## [WORK REQUEST]
Would you find each line in the entries below with the string "Defaults" and copy it?

## [GIVEN DATA]
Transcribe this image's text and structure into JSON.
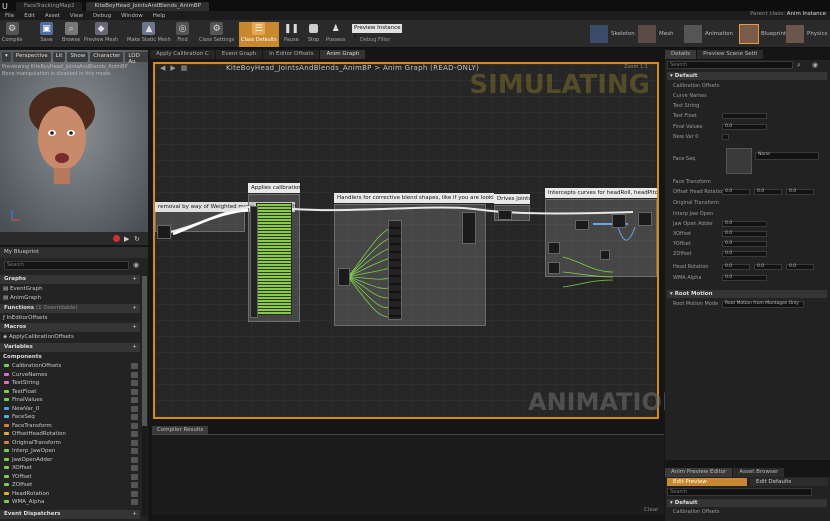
{
  "titlebar": {
    "tabs": [
      "FaceTrackingMap2",
      "KiteBoyHead_JointsAndBlends_AnimBP"
    ],
    "project_tag": "Parent class:",
    "instance_label": "Anim Instance"
  },
  "menu": [
    "File",
    "Edit",
    "Asset",
    "View",
    "Debug",
    "Window",
    "Help"
  ],
  "toolbar": {
    "buttons": [
      "Compile",
      "Save",
      "Browse",
      "Preview Mesh",
      "Make Static Mesh",
      "Find",
      "Class Settings",
      "Class Defaults",
      "Pause",
      "Stop",
      "Possess"
    ],
    "debug_instance": "Preview Instance",
    "debug_filter": "Debug Filter",
    "modes": [
      "Skeleton",
      "Mesh",
      "Animation",
      "Blueprint",
      "Physics"
    ]
  },
  "viewport": {
    "buttons": [
      "Perspective",
      "Lit",
      "Show",
      "Character",
      "LOD Au"
    ],
    "note_line1": "Previewing KiteBoyHead_JointsAndBlends_AnimBP",
    "note_line2": "Bone manipulation is disabled in this mode."
  },
  "my_blueprint": {
    "tab": "My Blueprint",
    "search_placeholder": "Search",
    "graphs_label": "Graphs",
    "graphs": [
      "EventGraph",
      "AnimGraph"
    ],
    "functions_label": "Functions",
    "functions_count": "(1 Overridable)",
    "functions": [
      "InEditorOffsets"
    ],
    "macros_label": "Macros",
    "macros": [
      "ApplyCalibrationOffsets"
    ],
    "variables_label": "Variables",
    "components_label": "Components",
    "variables": [
      "CalibrationOffsets",
      "CurveNames",
      "TestString",
      "TestFloat",
      "FinalValues",
      "NewVar_0",
      "FaceSeq",
      "FaceTransform",
      "OffsetHeadRotation",
      "OriginalTransform",
      "Interp_JawOpen",
      "JawOpenAdder",
      "XOffset",
      "YOffset",
      "ZOffset",
      "HeadRotation",
      "WMA_Alpha"
    ],
    "event_dispatchers_label": "Event Dispatchers"
  },
  "graph": {
    "tabs": [
      "Apply Calibration C",
      "Event Graph",
      "In Editor Offsets",
      "Anim Graph"
    ],
    "path_bp": "KiteBoyHead_JointsAndBlends_AnimBP",
    "path_sep": ">",
    "path_graph": "Anim Graph",
    "path_state": "(READ-ONLY)",
    "zoom": "Zoom 1:1",
    "watermark_top": "SIMULATING",
    "watermark_bottom": "ANIMATION",
    "comments": {
      "c1": "removal by way of Weighted moving average with",
      "c2": "Applies calibration",
      "c3": "Handlers for corrective blend shapes, like if you are looking both down and to the right at the same time",
      "c4": "Drives joints",
      "c5": "Intercepts curves for headRoll, headPitch a"
    }
  },
  "compiler": {
    "tab": "Compiler Results",
    "clear": "Clear"
  },
  "details": {
    "tabs": [
      "Details",
      "Preview Scene Setti"
    ],
    "search_placeholder": "Search",
    "default_label": "Default",
    "rows": [
      "Calibration Offsets",
      "Curve Names",
      "Test String",
      "Test Float",
      "Final Values",
      "New Var 0",
      "Face Seq",
      "Face Transform",
      "Offset Head Rotation",
      "Original Transform",
      "Interp Jaw Open",
      "Jaw Open Adder",
      "XOffset",
      "YOffset",
      "ZOffset",
      "Head Rotation",
      "WMA Alpha"
    ],
    "zero": "0.0",
    "none": "None",
    "root_motion_label": "Root Motion",
    "root_motion_mode_label": "Root Motion Mode",
    "root_motion_mode_value": "Root Motion from Montages Only"
  },
  "asset_preview": {
    "tabs": [
      "Anim Preview Editor",
      "Asset Browser"
    ],
    "edit_preview": "Edit Preview",
    "edit_defaults": "Edit Defaults",
    "search_placeholder": "Search",
    "default_label": "Default",
    "first_row": "Calibration Offsets"
  }
}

## [YOUR SOLUTION]
      "Class Defaults",
    "edit_defaults": "Edit Defaults",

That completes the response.